On my first buffalo hunt, I used a .375 H&H for the big stuff, but to my mind this caliber is overestimated and has not the stopping power I want from a “dangerous game” rifle. So I went to the German custom gunsmith K.H. Ritterbusch and ordered a .416 Rigby rifle with a Magnum Mauser action, equipped with a 1.5 -6 X 42mm Swarovski scope (detachable mount) and open sights. This rifle is a joy to shoot, very accurate with Romey ammo and 410-grain Woodleigh Bullets (20mm group at 100m) and all I want from a DG-rifle.
My second Rifle for the first four safaris was my pet rifle, but I realized that in areas with thick bushes, the .300 Weatherby is not the best choice. So I switched to the following batteries.
Battery For Dangerous Game
I use the.416 Rigby as mentioned above. Also, I use a .338 Winchester Magnum Winchester Model 70 rifle with classic receiver; 24-inch fluted Shilen barrel, Jewell trigger and JRS laminated stock, with Swarovski 3-12 X 50mm scope. For all the different plains game I may shoot on DG safari for bait or as a trophy, including leopard, eland or sable, I find this caliber to be very, very versatile, hard hitting and accurate.
On plains game safaris in open country like parts of Namibia, the Kalahari and so on, where I may have to shoot at distances of 300 yards or more, I like a flat-shooting rifle. So my Number One for this kind of hunting is my .300 Weatherby Magnum pet rifle. For the “little ones” like duiker, dik-dik, steenbok or small cats like caracal and for jackals, my second rifle is a Sauer 202 Outback in .243 Winchester with a Zeiss 3-9x42mm scope.
Battery For Plains Game In Bush-Country
When I hunt plains game in bushy country like Zulu-Natal, I prefer the .338 Winchester Magnum as the first rifle and the .243Winchester as the second.
Ammunition and bullets are a never-ending discussion, and everybody seems to have his pet brand and pet loads. But since I have hunted on three continents and have shot about 500 game animals, I’ll try to explain my point of view.
I use factory ammunition as well as handloads, depending on which rifle I am using.
In recent years, I have become a fan of the bonded-core or welded-core bullets. Those bullets usually deliver good penetration, have good weight retention and leave a good blood trail to follow. With the .416 Rigby, I use the Romey factory load with 410-grain Woodleigh welded core bullet for buffalo and lion. For elephant and hippo, I use the Romey factory load with 410-grain Woodleigh FMJ bullet. With the .300 Weatherby Magnum, I prefer the 180-grain Norma PPC load for longer shots, and the 180-grain Norma ORYX (bonded core) load for closer shots.
With the .338 Winchester Magnum, I prefer the 215-grain Sierra Game King on lighter game like red stag, fallow deer or hartebeest.
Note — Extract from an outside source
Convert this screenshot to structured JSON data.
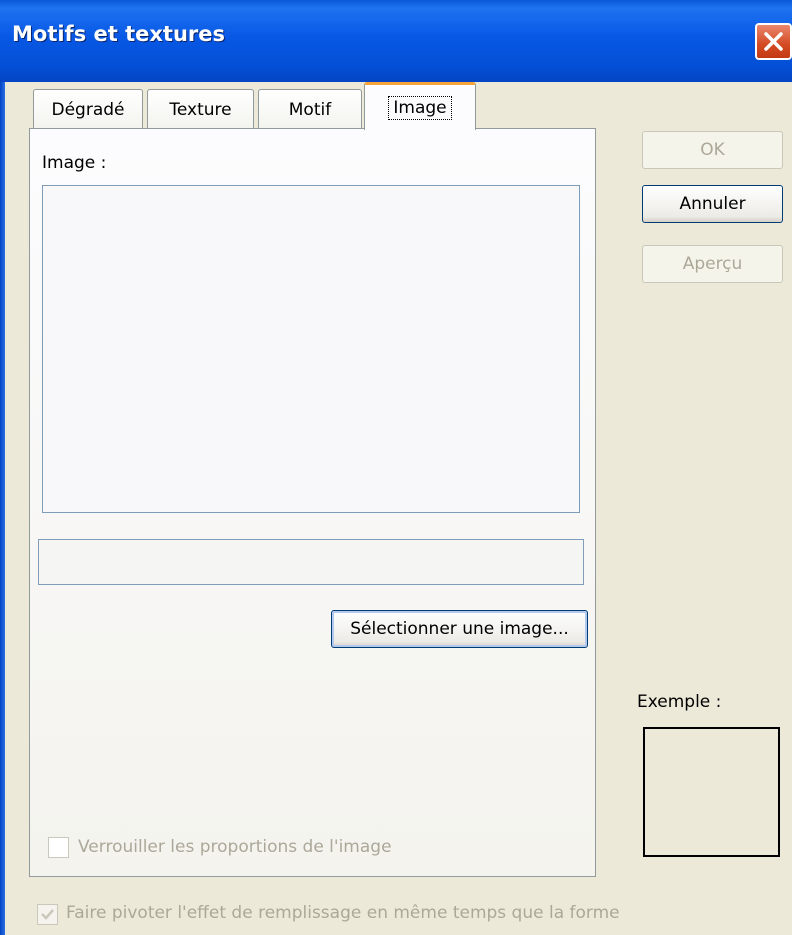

On larger game like eland, kudu, sable, boars and bears, I prefer the 250-grain Swift A-Frame.
With the .243 Winchester, I use 105-grain RWS factory soft-points, and with the .30-‘06, I use the 180-grain Norma ORYX or 180-grain Norma PPC loads, depending on the hunting circumstances. “Waidmannsheil!” (good hunting)